── Material shown ──

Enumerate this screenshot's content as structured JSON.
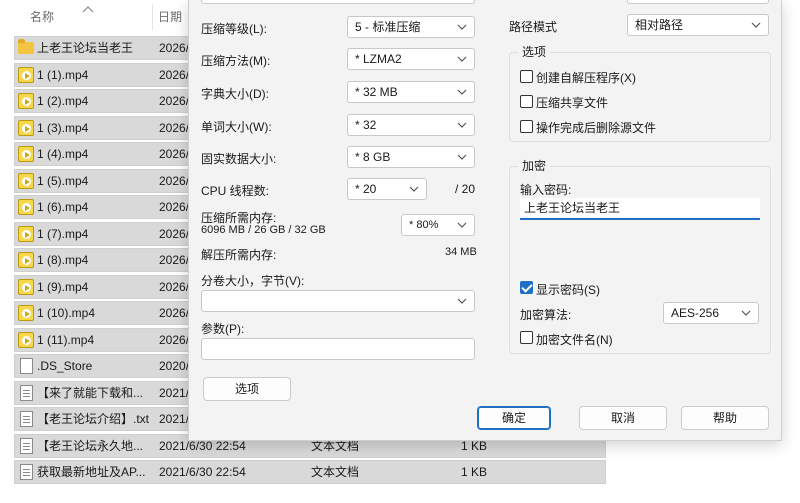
{
  "explorer": {
    "col_name": "名称",
    "col_date": "日期",
    "files": [
      {
        "icon": "folder-icon",
        "name": "上老王论坛当老王",
        "date": "2026/",
        "type": "",
        "size": ""
      },
      {
        "icon": "video-file-icon",
        "name": "1 (1).mp4",
        "date": "2026/",
        "type": "",
        "size": ""
      },
      {
        "icon": "video-file-icon",
        "name": "1 (2).mp4",
        "date": "2026/",
        "type": "",
        "size": ""
      },
      {
        "icon": "video-file-icon",
        "name": "1 (3).mp4",
        "date": "2026/",
        "type": "",
        "size": ""
      },
      {
        "icon": "video-file-icon",
        "name": "1 (4).mp4",
        "date": "2026/",
        "type": "",
        "size": ""
      },
      {
        "icon": "video-file-icon",
        "name": "1 (5).mp4",
        "date": "2026/",
        "type": "",
        "size": ""
      },
      {
        "icon": "video-file-icon",
        "name": "1 (6).mp4",
        "date": "2026/",
        "type": "",
        "size": ""
      },
      {
        "icon": "video-file-icon",
        "name": "1 (7).mp4",
        "date": "2026/",
        "type": "",
        "size": ""
      },
      {
        "icon": "video-file-icon",
        "name": "1 (8).mp4",
        "date": "2026/",
        "type": "",
        "size": ""
      },
      {
        "icon": "video-file-icon",
        "name": "1 (9).mp4",
        "date": "2026/",
        "type": "",
        "size": ""
      },
      {
        "icon": "video-file-icon",
        "name": "1 (10).mp4",
        "date": "2026/",
        "type": "",
        "size": ""
      },
      {
        "icon": "video-file-icon",
        "name": "1 (11).mp4",
        "date": "2026/",
        "type": "",
        "size": ""
      },
      {
        "icon": "blank-file-icon",
        "name": ".DS_Store",
        "date": "2020/",
        "type": "",
        "size": ""
      },
      {
        "icon": "text-file-icon",
        "name": "【来了就能下载和...",
        "date": "2021/",
        "type": "",
        "size": ""
      },
      {
        "icon": "text-file-icon",
        "name": "【老王论坛介绍】.txt",
        "date": "2021/",
        "type": "",
        "size": ""
      },
      {
        "icon": "text-file-icon",
        "name": "【老王论坛永久地...",
        "date": "2021/6/30 22:54",
        "type": "文本文档",
        "size": "1 KB"
      },
      {
        "icon": "text-file-icon",
        "name": "获取最新地址及AP...",
        "date": "2021/6/30 22:54",
        "type": "文本文档",
        "size": "1 KB"
      }
    ]
  },
  "dialog": {
    "compression_level": {
      "label": "压缩等级(L):",
      "value": "5 - 标准压缩"
    },
    "compression_method": {
      "label": "压缩方法(M):",
      "value": "* LZMA2"
    },
    "dictionary_size": {
      "label": "字典大小(D):",
      "value": "* 32 MB"
    },
    "word_size": {
      "label": "单词大小(W):",
      "value": "* 32"
    },
    "solid_block_size": {
      "label": "固实数据大小:",
      "value": "* 8 GB"
    },
    "cpu_threads": {
      "label": "CPU 线程数:",
      "value": "* 20",
      "max": "/ 20"
    },
    "memory_compress": {
      "label": "压缩所需内存:",
      "detail": "6096 MB / 26 GB / 32 GB",
      "value": "* 80%"
    },
    "memory_decompress": {
      "label": "解压所需内存:",
      "value": "34 MB"
    },
    "split_volumes": {
      "label": "分卷大小，字节(V):",
      "value": ""
    },
    "parameters": {
      "label": "参数(P):",
      "value": ""
    },
    "options_button": "选项",
    "path_mode": {
      "label": "路径模式",
      "value": "相对路径"
    },
    "options_group": {
      "title": "选项",
      "items": [
        {
          "label": "创建自解压程序(X)",
          "checked": false
        },
        {
          "label": "压缩共享文件",
          "checked": false
        },
        {
          "label": "操作完成后删除源文件",
          "checked": false
        }
      ]
    },
    "encryption": {
      "title": "加密",
      "password_label": "输入密码:",
      "password_value": "上老王论坛当老王",
      "show_password": {
        "label": "显示密码(S)",
        "checked": true
      },
      "method_label": "加密算法:",
      "method_value": "AES-256",
      "encrypt_names": {
        "label": "加密文件名(N)",
        "checked": false
      }
    },
    "ok_button": "确定",
    "cancel_button": "取消",
    "help_button": "帮助"
  },
  "colors": {
    "accent": "#1f6fc5",
    "dialog_bg": "#f3f3f3",
    "row_selected": "#d9d9d9"
  }
}
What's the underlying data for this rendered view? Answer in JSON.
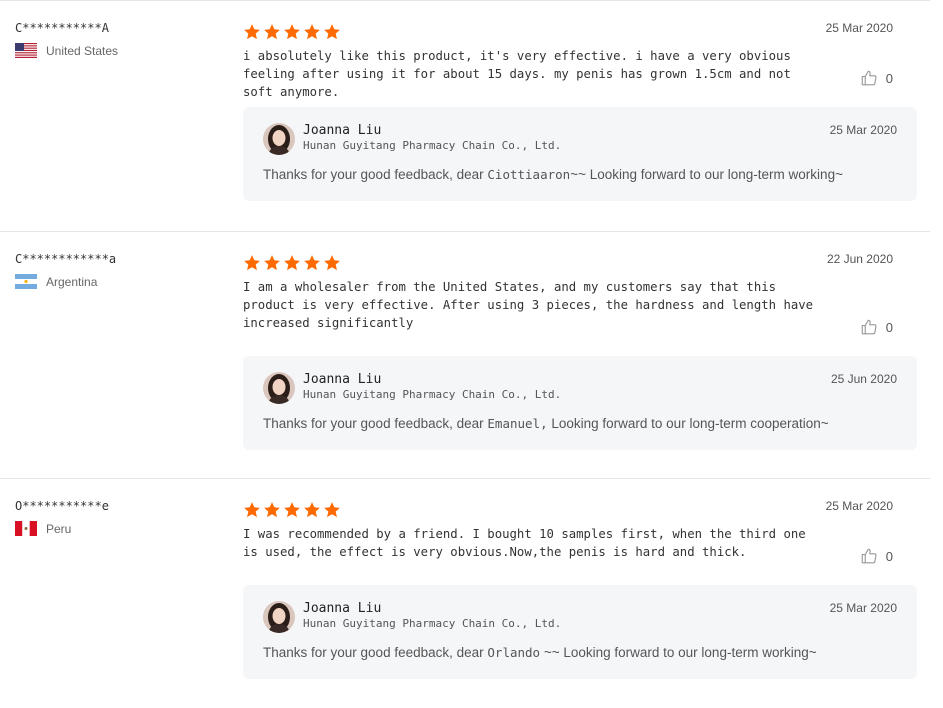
{
  "reviews": [
    {
      "user": "C***********A",
      "country": "United States",
      "flag_icon": "us-flag-icon",
      "rating": 5,
      "date": "25 Mar 2020",
      "text": "i absolutely like this product, it's very effective. i have a very obvious feeling after using it for about 15 days. my penis has grown 1.5cm and not soft anymore.",
      "likes": "0",
      "reply": {
        "name": "Joanna Liu",
        "company": "Hunan Guyitang Pharmacy Chain Co., Ltd.",
        "date": "25 Mar 2020",
        "text_before": "Thanks for your good feedback, dear ",
        "buyer": "Ciottiaaron",
        "text_after": "~~ Looking forward to our long-term working~"
      }
    },
    {
      "user": "C************a",
      "country": "Argentina",
      "flag_icon": "argentina-flag-icon",
      "rating": 5,
      "date": "22 Jun 2020",
      "text": "I am a wholesaler from the United States, and my customers say that this product is very effective. After using 3 pieces, the hardness and length have increased significantly",
      "likes": "0",
      "reply": {
        "name": "Joanna Liu",
        "company": "Hunan Guyitang Pharmacy Chain Co., Ltd.",
        "date": "25 Jun 2020",
        "text_before": "Thanks for your good feedback, dear ",
        "buyer": "Emanuel,",
        "text_after": " Looking forward to our long-term cooperation~"
      }
    },
    {
      "user": "O***********e",
      "country": "Peru",
      "flag_icon": "peru-flag-icon",
      "rating": 5,
      "date": "25 Mar 2020",
      "text": "I was recommended by a friend. I bought 10 samples first, when the third one is used, the effect is very obvious.Now,the penis is hard and thick.",
      "likes": "0",
      "reply": {
        "name": "Joanna Liu",
        "company": "Hunan Guyitang Pharmacy Chain Co., Ltd.",
        "date": "25 Mar 2020",
        "text_before": "Thanks for your good feedback, dear ",
        "buyer": "Orlando",
        "text_after": " ~~ Looking forward to our long-term working~"
      }
    }
  ],
  "colors": {
    "star": "#ff6a00",
    "reply_bg": "#f5f6f8",
    "divider": "#e5e5e5"
  }
}
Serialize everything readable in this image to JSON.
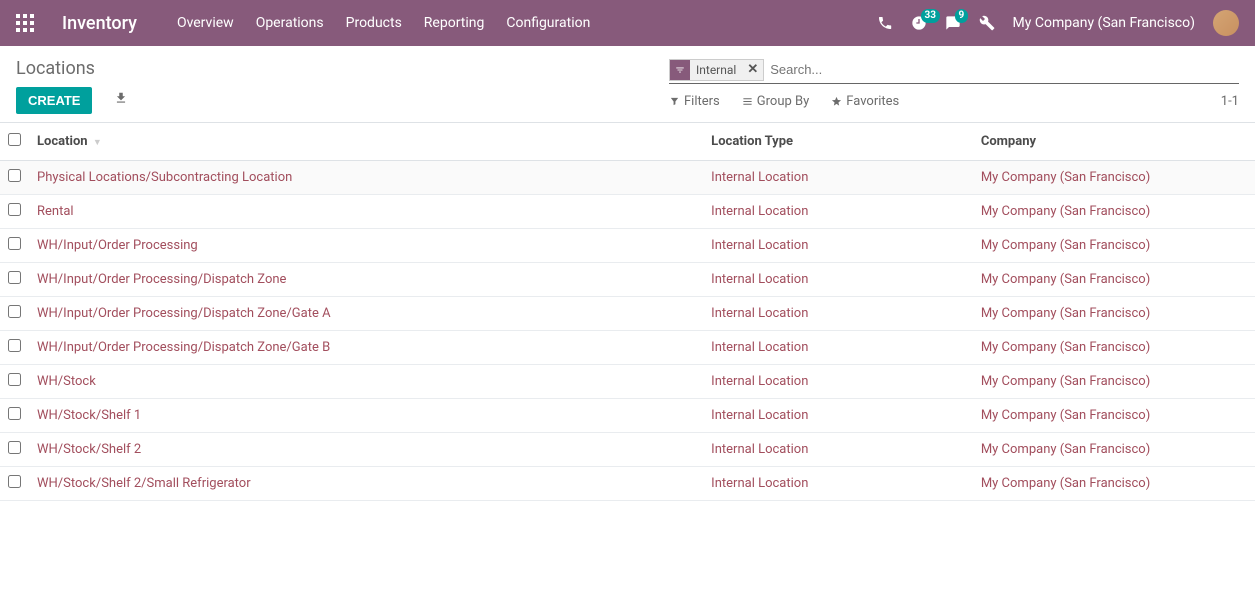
{
  "navbar": {
    "brand": "Inventory",
    "links": [
      "Overview",
      "Operations",
      "Products",
      "Reporting",
      "Configuration"
    ],
    "badge_clock": "33",
    "badge_chat": "9",
    "company": "My Company (San Francisco)"
  },
  "breadcrumb": "Locations",
  "buttons": {
    "create": "Create"
  },
  "search": {
    "facet_label": "Internal",
    "placeholder": "Search..."
  },
  "toolbar": {
    "filters": "Filters",
    "groupby": "Group By",
    "favorites": "Favorites",
    "pager": "1-1"
  },
  "columns": {
    "location": "Location",
    "type": "Location Type",
    "company": "Company"
  },
  "rows": [
    {
      "name": "Physical Locations/Subcontracting Location",
      "type": "Internal Location",
      "company": "My Company (San Francisco)"
    },
    {
      "name": "Rental",
      "type": "Internal Location",
      "company": "My Company (San Francisco)"
    },
    {
      "name": "WH/Input/Order Processing",
      "type": "Internal Location",
      "company": "My Company (San Francisco)"
    },
    {
      "name": "WH/Input/Order Processing/Dispatch Zone",
      "type": "Internal Location",
      "company": "My Company (San Francisco)"
    },
    {
      "name": "WH/Input/Order Processing/Dispatch Zone/Gate A",
      "type": "Internal Location",
      "company": "My Company (San Francisco)"
    },
    {
      "name": "WH/Input/Order Processing/Dispatch Zone/Gate B",
      "type": "Internal Location",
      "company": "My Company (San Francisco)"
    },
    {
      "name": "WH/Stock",
      "type": "Internal Location",
      "company": "My Company (San Francisco)"
    },
    {
      "name": "WH/Stock/Shelf 1",
      "type": "Internal Location",
      "company": "My Company (San Francisco)"
    },
    {
      "name": "WH/Stock/Shelf 2",
      "type": "Internal Location",
      "company": "My Company (San Francisco)"
    },
    {
      "name": "WH/Stock/Shelf 2/Small Refrigerator",
      "type": "Internal Location",
      "company": "My Company (San Francisco)"
    }
  ]
}
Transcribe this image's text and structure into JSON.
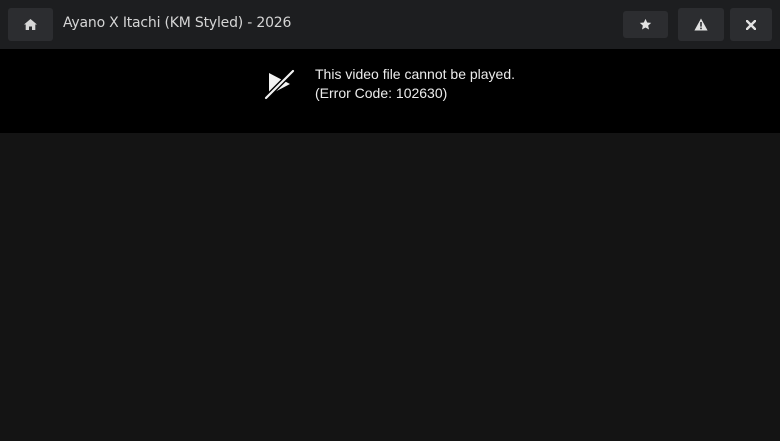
{
  "header": {
    "title": "Ayano X Itachi (KM Styled) - 2026",
    "buttons": {
      "home_icon": "home-icon",
      "favorite_icon": "star-icon",
      "report_icon": "warning-icon",
      "close_icon": "close-icon"
    }
  },
  "player": {
    "error_icon": "video-unavailable-icon",
    "error_message": "This video file cannot be played.",
    "error_code": "(Error Code: 102630)"
  },
  "colors": {
    "topbar_bg": "#1d1e20",
    "button_bg": "#2c2d30",
    "player_bg": "#000000",
    "page_bg": "#141414",
    "text": "#ececec"
  }
}
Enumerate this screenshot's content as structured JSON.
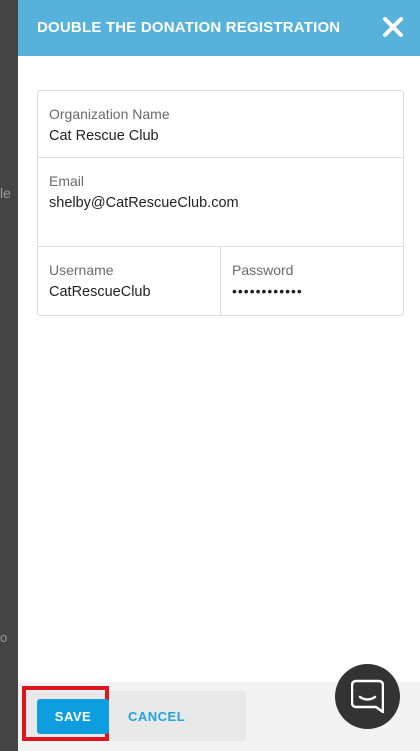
{
  "background": {
    "partial_text_top": "le",
    "partial_text_bottom": "o"
  },
  "header": {
    "title": "DOUBLE THE DONATION REGISTRATION",
    "close_icon": "close-icon",
    "background_color": "#56b2da"
  },
  "form": {
    "organization": {
      "label": "Organization Name",
      "value": "Cat Rescue Club"
    },
    "email": {
      "label": "Email",
      "value": "shelby@CatRescueClub.com"
    },
    "username": {
      "label": "Username",
      "value": "CatRescueClub"
    },
    "password": {
      "label": "Password",
      "value": "••••••••••••"
    }
  },
  "footer": {
    "save_label": "SAVE",
    "cancel_label": "CANCEL",
    "save_color": "#0e9ee0",
    "cancel_color": "#23a3dc",
    "highlight_color": "#e0141c"
  },
  "chat": {
    "icon": "chat-bubble-icon"
  }
}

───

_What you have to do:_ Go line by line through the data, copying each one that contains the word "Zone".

_Answer area:_
      "name": "WH/Input/Order Processing/Dispatch Zone",
      "name": "WH/Input/Order Processing/Dispatch Zone/Gate A",
      "name": "WH/Input/Order Processing/Dispatch Zone/Gate B",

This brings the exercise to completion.